Frustrating as this is, the reason this occurs in most IME reports is not that the medical practitioners involved have run out of interest, steam, or care for their work. It is that they have run outside of their field of expertise.
It is important to remember that whilst medico-legal and earning capacity assessment reports are often thought of as being distinct from (liability) “expert reports”, the legal principles which apply are the same.
Approaching the question on that basis both explains the above noted problem, and how to avoid it.
A medical practitioners opinion is admissible because:
“s 79 (1) If a person has specialised knowledge based on the person’s training, study or experience, the opinion rule does not apply to evidence of an opinion of that person that is wholly or substantially based on that knowledge.” (Emphasis added) (see eg S79 “Exception: opinions based on specialised knowledge” Evidence Act 1995 (NSW), and S76 “the Opinion Rule”).

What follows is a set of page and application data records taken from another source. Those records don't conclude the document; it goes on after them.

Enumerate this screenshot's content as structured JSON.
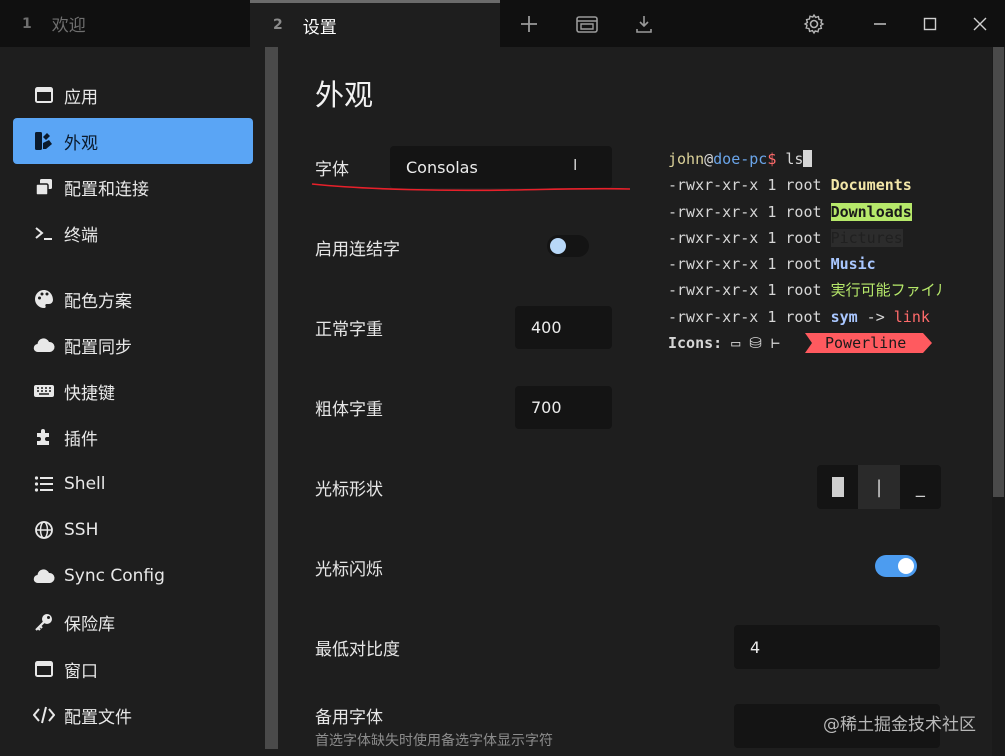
{
  "tabs": [
    {
      "num": "1",
      "label": "欢迎"
    },
    {
      "num": "2",
      "label": "设置"
    }
  ],
  "toolbar": {
    "icons": [
      "plus-icon",
      "window-icon",
      "download-icon",
      "gear-icon",
      "minimize-icon",
      "maximize-icon",
      "close-icon"
    ]
  },
  "sidebar": {
    "items": [
      {
        "label": "应用",
        "icon": "window-icon"
      },
      {
        "label": "外观",
        "icon": "palette-brush-icon",
        "active": true
      },
      {
        "label": "配置和连接",
        "icon": "windows-stack-icon"
      },
      {
        "label": "终端",
        "icon": "terminal-icon"
      },
      {
        "label": "配色方案",
        "icon": "palette-icon"
      },
      {
        "label": "配置同步",
        "icon": "cloud-icon"
      },
      {
        "label": "快捷键",
        "icon": "keyboard-icon"
      },
      {
        "label": "插件",
        "icon": "puzzle-icon"
      },
      {
        "label": "Shell",
        "icon": "list-icon"
      },
      {
        "label": "SSH",
        "icon": "globe-icon"
      },
      {
        "label": "Sync Config",
        "icon": "cloud-icon"
      },
      {
        "label": "保险库",
        "icon": "key-icon"
      },
      {
        "label": "窗口",
        "icon": "window-icon"
      },
      {
        "label": "配置文件",
        "icon": "code-icon"
      }
    ]
  },
  "main": {
    "title": "外观",
    "font": {
      "label": "字体",
      "value": "Consolas",
      "caret": "I"
    },
    "ligatures": {
      "label": "启用连结字",
      "enabled": false
    },
    "normal_weight": {
      "label": "正常字重",
      "value": "400"
    },
    "bold_weight": {
      "label": "粗体字重",
      "value": "700"
    },
    "cursor_shape": {
      "label": "光标形状",
      "options": [
        "block",
        "beam",
        "underline"
      ],
      "selected": "beam",
      "beam_glyph": "|",
      "underline_glyph": "_"
    },
    "cursor_blink": {
      "label": "光标闪烁",
      "enabled": true
    },
    "min_contrast": {
      "label": "最低对比度",
      "value": "4"
    },
    "fallback_font": {
      "label": "备用字体",
      "description": "首选字体缺失时使用备选字体显示字符"
    }
  },
  "preview": {
    "prompt_user": "john",
    "prompt_at": "@",
    "prompt_host": "doe-pc",
    "prompt_dollar": "$",
    "command": " ls",
    "perm": "-rwxr-xr-x 1 root ",
    "files": [
      "Documents",
      "Downloads",
      "Pictures",
      "Music",
      "実行可能ファイル",
      "sym"
    ],
    "arrow": " -> ",
    "link": "link",
    "icons_label": "Icons: ",
    "icons_glyphs": "▭ ⛁ ⊢ ",
    "powerline": "Powerline"
  },
  "watermark": "@稀土掘金技术社区",
  "colors": {
    "accent": "#5aa5f5",
    "toggle_on": "#4c9cf0",
    "annotation_red": "#e8202a"
  }
}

Applying that analysis, no part of a surgeon’s extensive training, study or medical experience involves considering in detail the functional interaction of health and work, nor studying and learning the varied functional requirements of hundreds of different occupations. The same applies to specialist physicians in discrete fields such as e.g. neurology. While these practitioners acquire some knowledge of this issue peripherally over time, it is not something they systematically study or train in. Thus when a surgeon provides an opinion on earning or work capacity or employability, it is not really an opinion “wholly or substantially based on” their true field of specialised surgical knowledge, and so their opinion is necessarily restricted to the limited statements commonly seen.
Specialised knowledge of the interaction of work and health is the field of Occupational and Environmental Medicine (Occupational Medicine) which developed over time as a distinct recognised field of medical expertise, or specialty. It is recognised by the medical profession through Fellowship of the Faculty of Occupational and Environmental Medicine of the Royal Australian College of Physicians (RACP), and registration with the Medical Registration Board of the Australian Health Care Practitioners Agency and / or Medicare. Relevant specialised knowledge is also recognised by registration by the various statutory bodies around Australia responsible for returning injured people to work, see e.g. registration as an Injury Management Consultant (s45A Workplace Injury Management and Workers Compensation Act 1988 (NSW)).

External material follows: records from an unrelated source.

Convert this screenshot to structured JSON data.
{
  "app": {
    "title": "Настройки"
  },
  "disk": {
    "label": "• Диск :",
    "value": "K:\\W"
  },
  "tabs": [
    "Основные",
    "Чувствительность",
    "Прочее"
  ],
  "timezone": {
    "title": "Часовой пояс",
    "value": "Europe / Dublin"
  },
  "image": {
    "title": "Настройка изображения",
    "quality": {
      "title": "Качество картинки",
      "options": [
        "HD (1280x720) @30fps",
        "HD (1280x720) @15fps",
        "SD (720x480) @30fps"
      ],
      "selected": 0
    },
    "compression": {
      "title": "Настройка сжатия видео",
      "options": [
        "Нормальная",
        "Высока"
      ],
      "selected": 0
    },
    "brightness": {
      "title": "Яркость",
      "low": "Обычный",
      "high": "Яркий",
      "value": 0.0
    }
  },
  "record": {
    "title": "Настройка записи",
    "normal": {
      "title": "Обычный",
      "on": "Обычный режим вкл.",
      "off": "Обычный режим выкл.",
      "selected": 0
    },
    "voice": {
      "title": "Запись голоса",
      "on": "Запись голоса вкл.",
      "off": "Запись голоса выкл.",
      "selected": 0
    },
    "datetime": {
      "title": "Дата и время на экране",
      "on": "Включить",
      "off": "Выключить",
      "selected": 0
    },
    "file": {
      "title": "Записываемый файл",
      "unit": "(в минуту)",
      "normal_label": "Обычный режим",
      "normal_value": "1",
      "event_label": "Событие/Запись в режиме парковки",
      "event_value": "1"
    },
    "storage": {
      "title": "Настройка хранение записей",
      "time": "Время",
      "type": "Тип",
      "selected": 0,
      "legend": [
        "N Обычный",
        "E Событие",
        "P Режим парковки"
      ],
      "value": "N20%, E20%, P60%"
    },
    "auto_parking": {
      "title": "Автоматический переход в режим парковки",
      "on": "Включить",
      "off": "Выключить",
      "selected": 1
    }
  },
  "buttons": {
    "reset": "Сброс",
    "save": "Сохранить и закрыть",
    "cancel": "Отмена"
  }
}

While there is clear authority that any medical practitioner may legally comment on any medical issue, and the question of speciality is a question of “weight” to be given to the opinion rather than admissibility, long experience and common sense establish that if you want a full and detailed opinion which will withstand careful analysis and review on surgical treatment you ask a surgeon, on oncology an oncologist, and on earning or work capacity or employability an occupational physician.
Obviously, an occupational physician can only comment on the physical functional and medical capacity issues. For a full analysis of earning or work capacity or employability you will also need a vocational and labour market assessment, and may also need a psychological assessment, and these will all need to be carefully integrated. However, a detailed analysis and opinion by an occupational physician, which includes a statement of restrictions, of residual functional capacity for different activities and for hours of work, is the necessary first piece of the earning and work capacity and employability puzzle.
In summary, the relevant medical expertise on capacity to work is occupational medicine. If you want a useful opinion on that topic you need to start by asking an occupational physician.
Earning Capacity Assessments works with a range of occupational physicians to assess the medical and functional issues of earning and work capacity and employability.